Warbler fever

Birding fever hit a high this past weekend in natural areas throughout northern Illinois. Birders flocked in throngs with binoculars strung on their necks like potential Olympic medals and a hope of spotting some of the most coveted migratory birds— wood-warblers. Members of the family Parulidae, wood-warblers are the colorful jewels of migration from the sapphire blue of a cerulean warbler (Setophaga cerulea) to the amber orange of a Blackburnian warbler (Setophaga fusca). Yet, as these birds flit about in the treetops, no color is as visually striking as the lemony-yellow citrine that adorns so many warblers as they pass through our area on a flyway. Once these impish birds reach their destinations (as far as northern Canada for some species) and breed, they will molt their flamboyant plumage and become far less conspicuous, which is why seeing them in the spring is considered such a prize for birders.  Continue reading

Glimpses from the car window, bootprints on the trail

Like most of you reading this, my life is busy. Even though I work outdoors in the forest preserves, not all of my nature experiences occur there. Many days I have to take the glimpses of nature where I can get them. On my drive home from work last week, glancing at the “not-so-glamorous” retention pond next to the tollway, I spotted my first hooded merganser of the year. I knew the gang was back, although some of them not for long. This “gang” I’m referring to is the group of migratory waterfowl that show up here in the early spring during migration en route to their final destinations further north. With names like horned grebe, American wigeon, northern shoveler, and gadwall (just a few of the species seen in the past few days at Independence Grove Forest Preserve, here is the complete list), who wouldn’t want to meet this cast of characters?

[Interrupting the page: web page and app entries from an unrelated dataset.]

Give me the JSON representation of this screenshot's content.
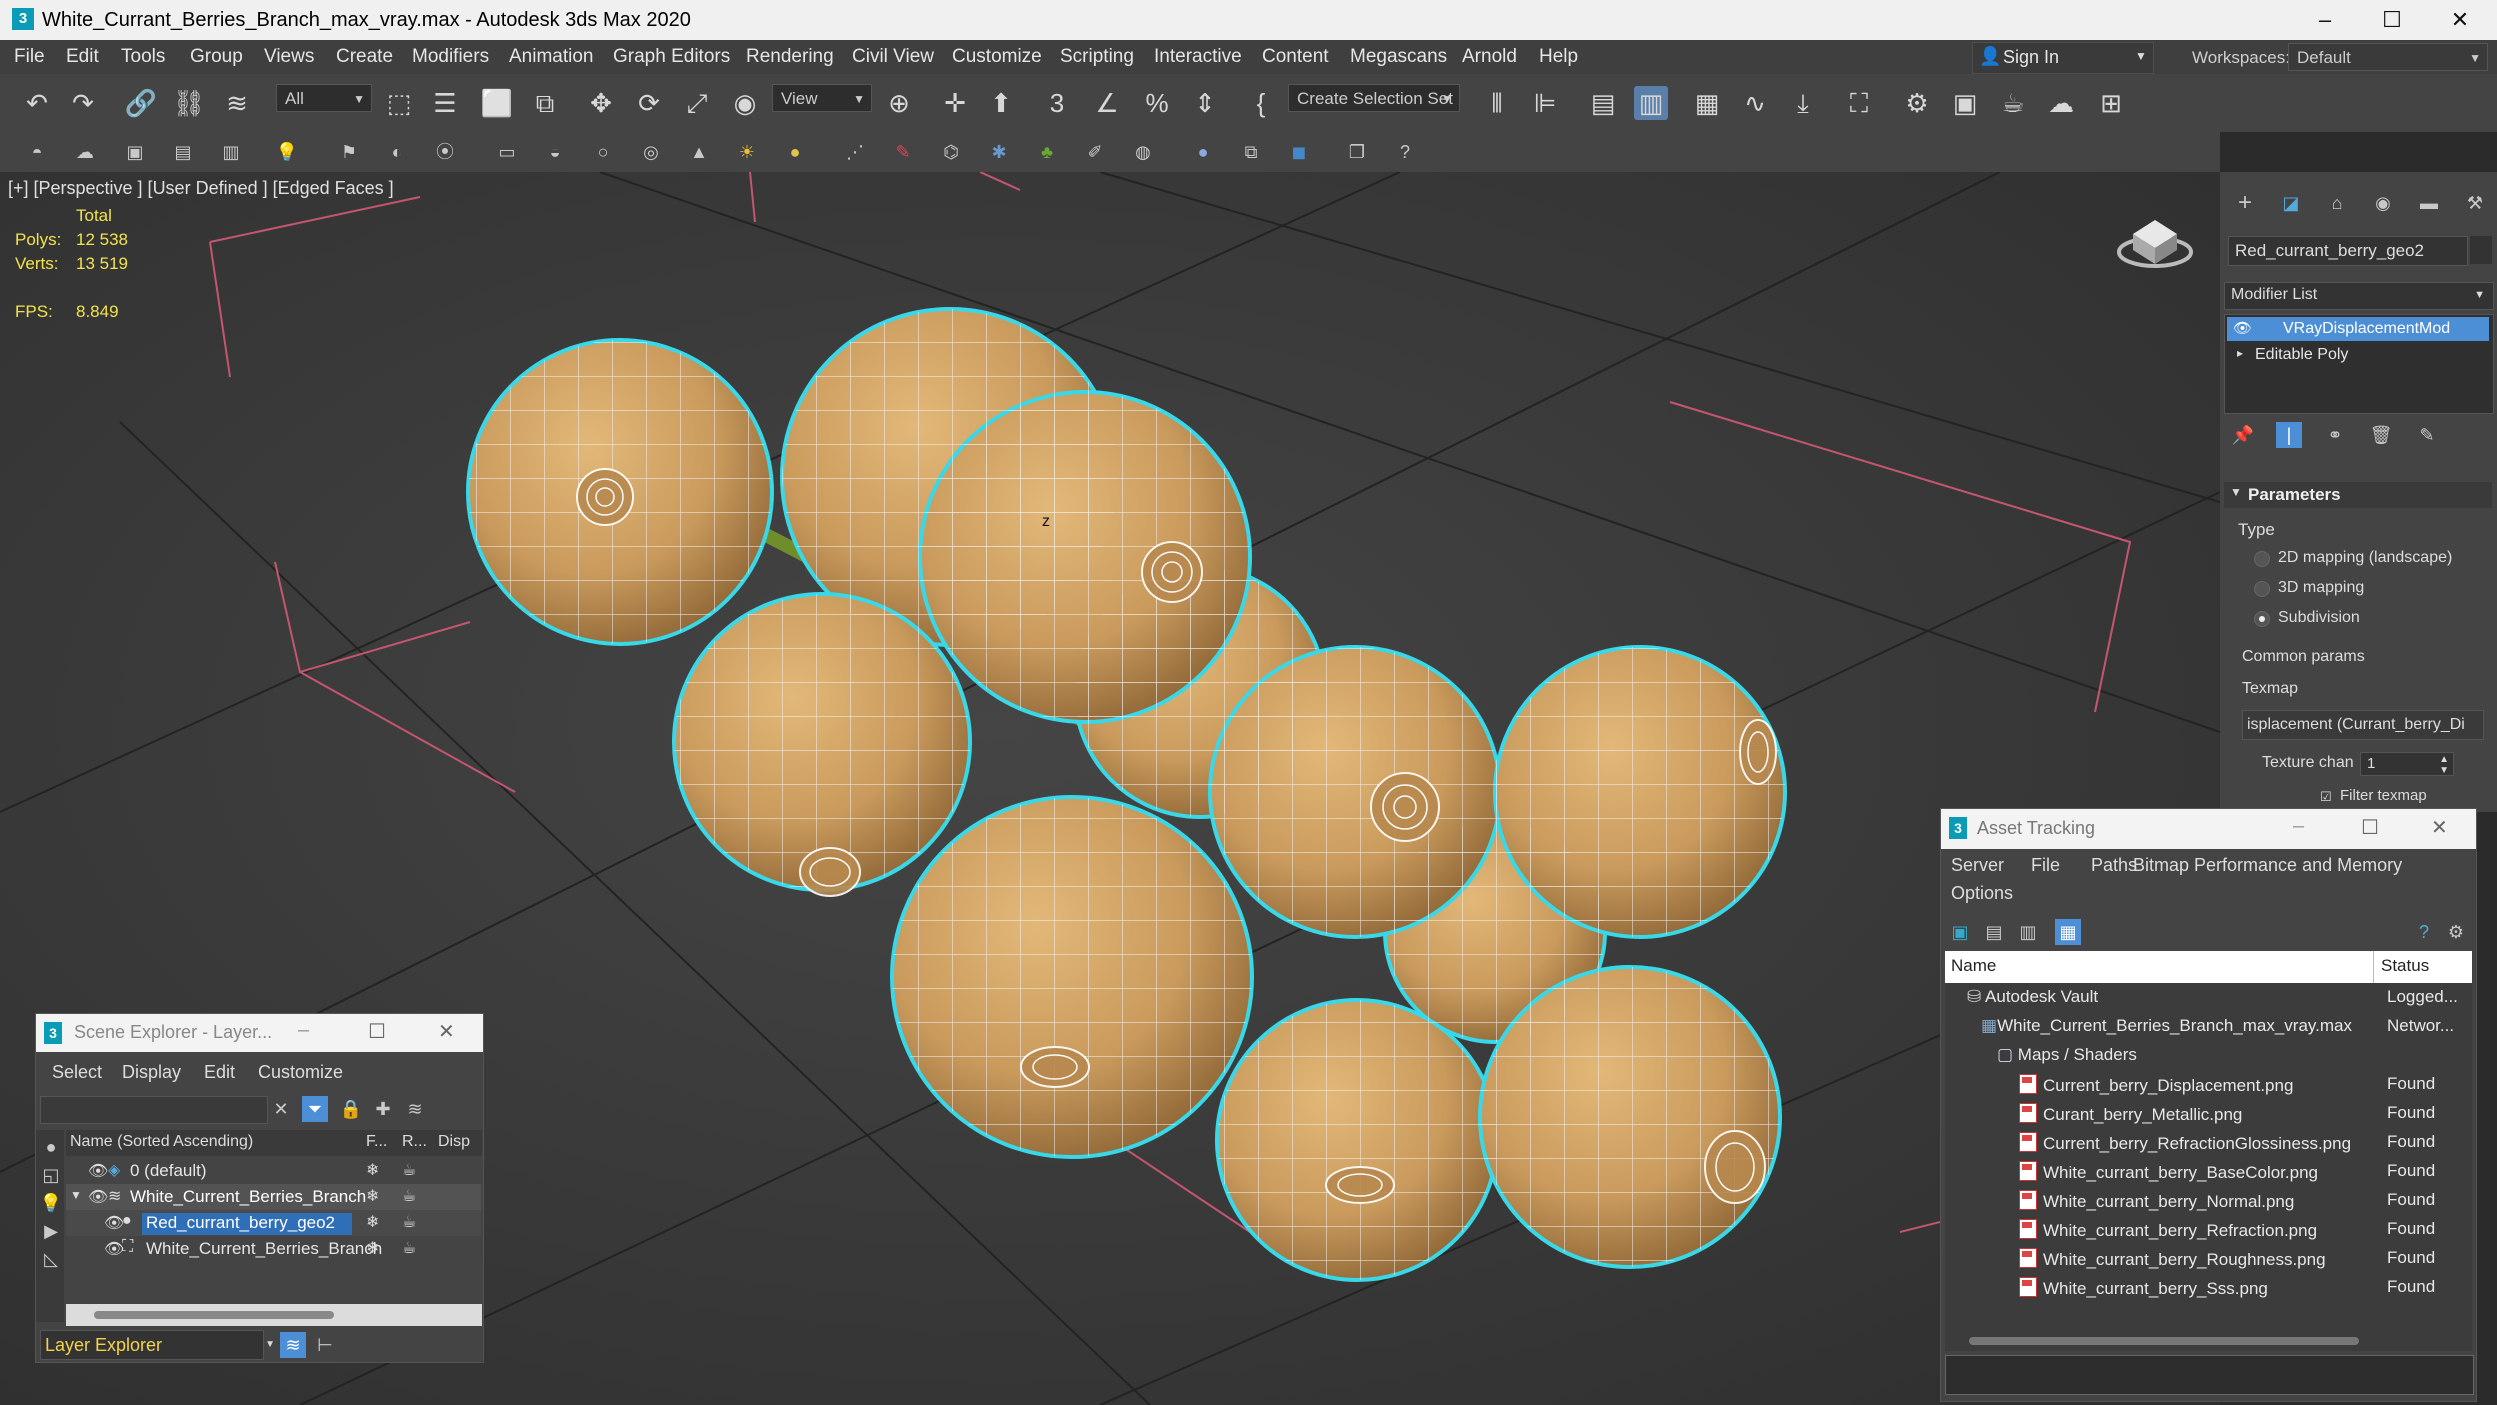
{
  "window": {
    "title": "White_Currant_Berries_Branch_max_vray.max - Autodesk 3ds Max 2020",
    "logo": "3"
  },
  "menu": [
    "File",
    "Edit",
    "Tools",
    "Group",
    "Views",
    "Create",
    "Modifiers",
    "Animation",
    "Graph Editors",
    "Rendering",
    "Civil View",
    "Customize",
    "Scripting",
    "Interactive",
    "Content",
    "Megascans",
    "Arnold",
    "Help"
  ],
  "signin": {
    "label": "Sign In"
  },
  "workspaces": {
    "label": "Workspaces:",
    "value": "Default"
  },
  "toolbar": {
    "filter_value": "All",
    "refcoord_value": "View",
    "selection_set_placeholder": "Create Selection Set"
  },
  "viewport": {
    "label": "[+] [Perspective ] [User Defined ] [Edged Faces ]",
    "stats": {
      "total_label": "Total",
      "polys_label": "Polys:",
      "polys_value": "12 538",
      "verts_label": "Verts:",
      "verts_value": "13 519",
      "fps_label": "FPS:",
      "fps_value": "8.849"
    },
    "axis_letter": "z"
  },
  "command_panel": {
    "object_name": "Red_currant_berry_geo2",
    "modifier_list": "Modifier List",
    "stack": [
      "VRayDisplacementMod",
      "Editable Poly"
    ],
    "parameters_title": "Parameters",
    "type_label": "Type",
    "types": [
      "2D mapping (landscape)",
      "3D mapping",
      "Subdivision"
    ],
    "selected_type": "Subdivision",
    "common_params": "Common params",
    "texmap_label": "Texmap",
    "texmap_value": "isplacement (Currant_berry_Di",
    "texture_chan_label": "Texture chan",
    "texture_chan_value": "1",
    "filter_texmap": "Filter texmap"
  },
  "asset_tracking": {
    "title": "Asset Tracking",
    "menus": [
      "Server",
      "File",
      "Paths",
      "Bitmap Performance and Memory",
      "Options"
    ],
    "col_name": "Name",
    "col_status": "Status",
    "rows": [
      {
        "name": "Autodesk Vault",
        "status": "Logged..."
      },
      {
        "name": "White_Current_Berries_Branch_max_vray.max",
        "status": "Networ..."
      },
      {
        "name": "Maps / Shaders",
        "status": ""
      },
      {
        "name": "Current_berry_Displacement.png",
        "status": "Found"
      },
      {
        "name": "Curant_berry_Metallic.png",
        "status": "Found"
      },
      {
        "name": "Current_berry_RefractionGlossiness.png",
        "status": "Found"
      },
      {
        "name": "White_currant_berry_BaseColor.png",
        "status": "Found"
      },
      {
        "name": "White_currant_berry_Normal.png",
        "status": "Found"
      },
      {
        "name": "White_currant_berry_Refraction.png",
        "status": "Found"
      },
      {
        "name": "White_currant_berry_Roughness.png",
        "status": "Found"
      },
      {
        "name": "White_currant_berry_Sss.png",
        "status": "Found"
      }
    ]
  },
  "scene_explorer": {
    "title": "Scene Explorer - Layer...",
    "menus": [
      "Select",
      "Display",
      "Edit",
      "Customize"
    ],
    "col_name": "Name (Sorted Ascending)",
    "col_f": "F...",
    "col_r": "R...",
    "col_disp": "Disp",
    "rows": [
      {
        "name": "0 (default)"
      },
      {
        "name": "White_Current_Berries_Branch"
      },
      {
        "name": "Red_currant_berry_geo2"
      },
      {
        "name": "White_Current_Berries_Branch"
      }
    ],
    "footer_label": "Layer Explorer"
  },
  "colors": {
    "accent": "#0a9bb6",
    "selection_outline": "#39d8e8",
    "stat_yellow": "#f2e34a",
    "berry": "#c99a5c"
  }
}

This time of year is the perfect opportunity to take a peek at some fascinating birds close to home. Continue reading